BRICS Common Currency
BRICS countries will likely discuss the feasibility of a new common currency or similar at the 2023 BRICS summit in South Africa. Fair and easier international trade as well as a major reduction in costs of transactions would be some of the reasons why the countries could forge a currency union, according to Mikatekiso Kubayi, a BRICS specialist. Former White House senior advisor Joseph W. Sullivan writing for American magazine Foreign Policy asserted that “a BRICS-issued currency would be different. It’d be like a new union of up-and-coming discontents who, on the scale of GDP, now collectively outweigh not only the reigning hegemon, the United States, but the entire G-7 weight class put together.” Sullivan also mantains that the BRICS would also be poised to achieve a level of self-sufficiency in international trade that has eluded the world’s other currency unions because a BRICS currency union — unlike any before it — would not be among countries united by shared territorial borders, its members would likely be able to produce a wider range of goods than any existing monetary union.”
May 12, 2023 11:56 AM
The creation of a BRICS currency will be one of the main topics up for discussion when the group of five emerging nations – Brazil, Russia, India, China and South Africa — meet in Johannesburg in August, South African officials said this week.
Russia has been spearheading the push for the creation of a joint currency, and Brazil has also thrown its support behind the idea. China, too, is in favor of challenging what its ministry of foreign affairs calls U.S. “dollar hegemony.”
South Africa’s Foreign Minister Naledi Pandor has said a move away from the dollar could empower other countries, but also noted the project is challenging: “It’s a matter we must discuss and discuss properly. I don’t think we should always assume the idea will work, because economics is very difficult, and you have to have regard to all countries.”

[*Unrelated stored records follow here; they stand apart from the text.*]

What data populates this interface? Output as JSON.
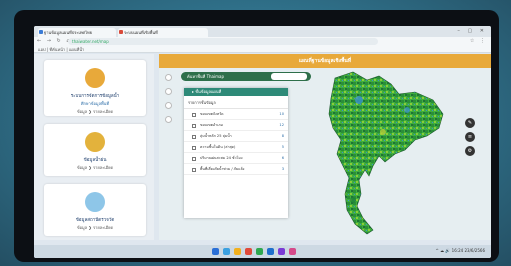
{
  "browser": {
    "tabs": [
      {
        "title": "ฐานข้อมูลแผนที่ประเทศไทย",
        "color": "#3a7bd5"
      },
      {
        "title": "ระบบแผนที่เชิงพื้นที่",
        "color": "#d94a3a"
      }
    ],
    "window_controls": "– ▢ ✕",
    "nav_icons": "← → ↻ ⌂",
    "url": "thaiwater.net/map",
    "toolbar_icons": "☆ ⋮",
    "bookmarks": "แอป   |   ที่คั่นหน้า   |   แผนที่น้ำ"
  },
  "sidebar": {
    "cards": [
      {
        "line1": "ระบบการจัดการข้อมูลน้ำ",
        "line2": "ศึกษาข้อมูลพื้นที่",
        "line3": "ข้อมูล ❯  รายละเอียด",
        "icon_color": "#e8a93a",
        "icon": "mail-icon"
      },
      {
        "line1": "ข้อมูลน้ำฝน",
        "line2": "",
        "line3": "ข้อมูล ❯  รายละเอียด",
        "icon_color": "#e3b23c",
        "icon": "rain-icon"
      },
      {
        "line1": "ข้อมูลสถานีตรวจวัด",
        "line2": "",
        "line3": "ข้อมูล ❯  รายละเอียด",
        "icon_color": "#8ec6e8",
        "icon": "station-icon"
      }
    ]
  },
  "map": {
    "title": "แผนที่ฐานข้อมูลเชิงพื้นที่",
    "search_label": "ค้นหาพื้นที่ Thaimap",
    "layer_panel": {
      "header": "▸ ชั้นข้อมูลแผนที่",
      "subheader": "รายการชั้นข้อมูล",
      "rows": [
        {
          "label": "ขอบเขตจังหวัด",
          "value": "10"
        },
        {
          "label": "ขอบเขตอำเภอ",
          "value": "12"
        },
        {
          "label": "ลุ่มน้ำหลัก 25 ลุ่มน้ำ",
          "value": "8"
        },
        {
          "label": "ความชื้นในดิน (ล่าสุด)",
          "value": "5"
        },
        {
          "label": "ปริมาณฝนสะสม 24 ชั่วโมง",
          "value": "6"
        },
        {
          "label": "พื้นที่เสี่ยงภัยน้ำท่วม / ภัยแล้ง",
          "value": "3"
        }
      ]
    },
    "controls": [
      "+",
      "−",
      "⌖"
    ],
    "right_controls": [
      "✎",
      "≡",
      "⚙"
    ],
    "region_colors": [
      "#2f9e3f",
      "#4fb640",
      "#7cc63c",
      "#1e7f3a",
      "#3a8fd0",
      "#b9d13a"
    ]
  },
  "taskbar": {
    "icon_colors": [
      "#2a6fd6",
      "#3ba0e0",
      "#f2b01e",
      "#e04a3a",
      "#2fa84f",
      "#1e6fcc",
      "#7a3ad6",
      "#d64a8a"
    ],
    "tray_text": "^  ☁  🔊  16:24  23/6/2566"
  }
}
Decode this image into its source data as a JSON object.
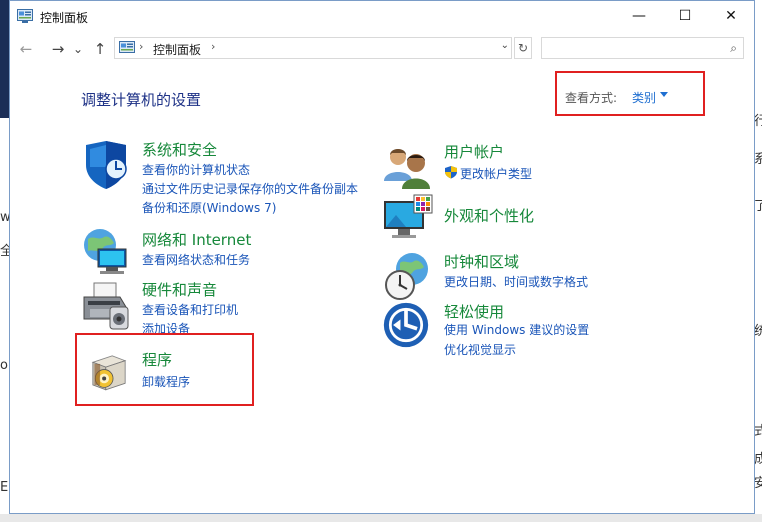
{
  "window": {
    "title": "控制面板",
    "minimize_glyph": "—",
    "maximize_glyph": "☐",
    "close_glyph": "✕"
  },
  "nav": {
    "back_glyph": "←",
    "forward_glyph": "→",
    "recent_glyph": "⌄",
    "up_glyph": "↑",
    "breadcrumb": "控制面板",
    "breadcrumb_sep": "›",
    "refresh_glyph": "↻",
    "search_placeholder": ""
  },
  "header": {
    "title": "调整计算机的设置",
    "view_by_label": "查看方式:",
    "view_by_value": "类别"
  },
  "categories": [
    {
      "title": "系统和安全",
      "icon": "shield-icon",
      "links": [
        "查看你的计算机状态",
        "通过文件历史记录保存你的文件备份副本",
        "备份和还原(Windows 7)"
      ]
    },
    {
      "title": "网络和 Internet",
      "icon": "network-icon",
      "links": [
        "查看网络状态和任务"
      ]
    },
    {
      "title": "硬件和声音",
      "icon": "printer-icon",
      "links": [
        "查看设备和打印机",
        "添加设备"
      ]
    },
    {
      "title": "程序",
      "icon": "programs-icon",
      "links": [
        "卸载程序"
      ]
    },
    {
      "title": "用户帐户",
      "icon": "users-icon",
      "links": [
        "更改帐户类型"
      ]
    },
    {
      "title": "外观和个性化",
      "icon": "monitor-icon",
      "links": []
    },
    {
      "title": "时钟和区域",
      "icon": "clock-globe-icon",
      "links": [
        "更改日期、时间或数字格式"
      ]
    },
    {
      "title": "轻松使用",
      "icon": "ease-of-access-icon",
      "links": [
        "使用 Windows 建议的设置",
        "优化视觉显示"
      ]
    }
  ],
  "background_fragments": [
    "w",
    "全",
    "o",
    "E",
    "行",
    "系",
    "了",
    "统",
    "式",
    "成",
    "安"
  ],
  "colors": {
    "heading": "#1e3287",
    "category_title": "#16883a",
    "link": "#1a55b8",
    "highlight_box": "#e02020"
  }
}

Isaah Mhlanga, chief economist for Rand Merchant Bank, a South African investment bank, told VOA he thought the idea that a BRICS currency could upend the dollar’s dominance “any time soon” was “just not founded by any economic fundamentals that we know of.”
The U.S. dollar has been the world’s dominant currency since the end of World War II. Eighty percent of international transactions are conducted in U.S. dollars and nearly two-thirds of all currency reserves in central banks are in dollars. U.S. capital markets are also the most liquid in the world.
“South Africa really can’t play much of a role, it’s a very small open economy with very little reserves, which gets influenced by global factors. China might have a possibility but the willingness of the Chinese authorities to let the Chinese currency float freely and lose control is close to none,” he said.
Mhlanga also noted that given the different economic and political systems of the members of BRICS “it’s quite difficult to have a common currency.” He said although there has long been talk of a single currency for Africa, an actual economic framework for it is “still nowhere to be seen, it’s almost impossible.”
Most likely, he said, would be for individual member states to conduct more bilateral trade using their own currencies, as has already happened with Russia and India’s trade in oil.
South African Reserve Bank Governor Lesetja Kganyago also expressed some skepticism this week, saying that if a single form of legal tender were created by BRICS it would spur debate about the creation of a central bank and where that would be located.
“I don’t know how we would talk of a currency issued by a bloc of countries that are in different geographical locations because currencies are national in nature,” he said. “For the euro area to arrive at that, they had to establish a treaty where the other countries had to all surrender their currencies.”
BRICS: South African Minister Doubts if the New Currency Could Work
May 12, 2023
BRICS is looking to launch a new currency to settle international trade and sideline the U.S. dollar for transactions. The five-nations bloc is also buying massive amounts of gold and the new currency could be backed by the precious metal. The next summit will be held in South Africa in August and the leaders will combinedly decide on a new tender. The BRICS leaders are preemptively discussing the new currencies’ power and the move has been met with skepticism by South Africa’s Foreign Minister Naledi Pandor.
Pandor made it clear that BRICS leaders engaging in “preempting discussions” about the new currency could be disastrous. The South African minister doubted if the new currency could work as “economics is very difficult”. Pandor explained that growth could be slow and BRICS leaders could face challenges over time in scaling up the currency.
“I don’t think we should always assume the idea will work (BRICS currency) because economics is very difficult. And you have to have regard to all countries, especially in a situation of low growth when you are emerging from crises,” she said.
The Minister of International Relations and Cooperation cautioned leaders to stay away from preempting discussions about the new currency. “I don’t like preempting BRICS leaders’ discussions. It’s a matter we must discuss and discuss properly,” she said in an interview in Cape Town.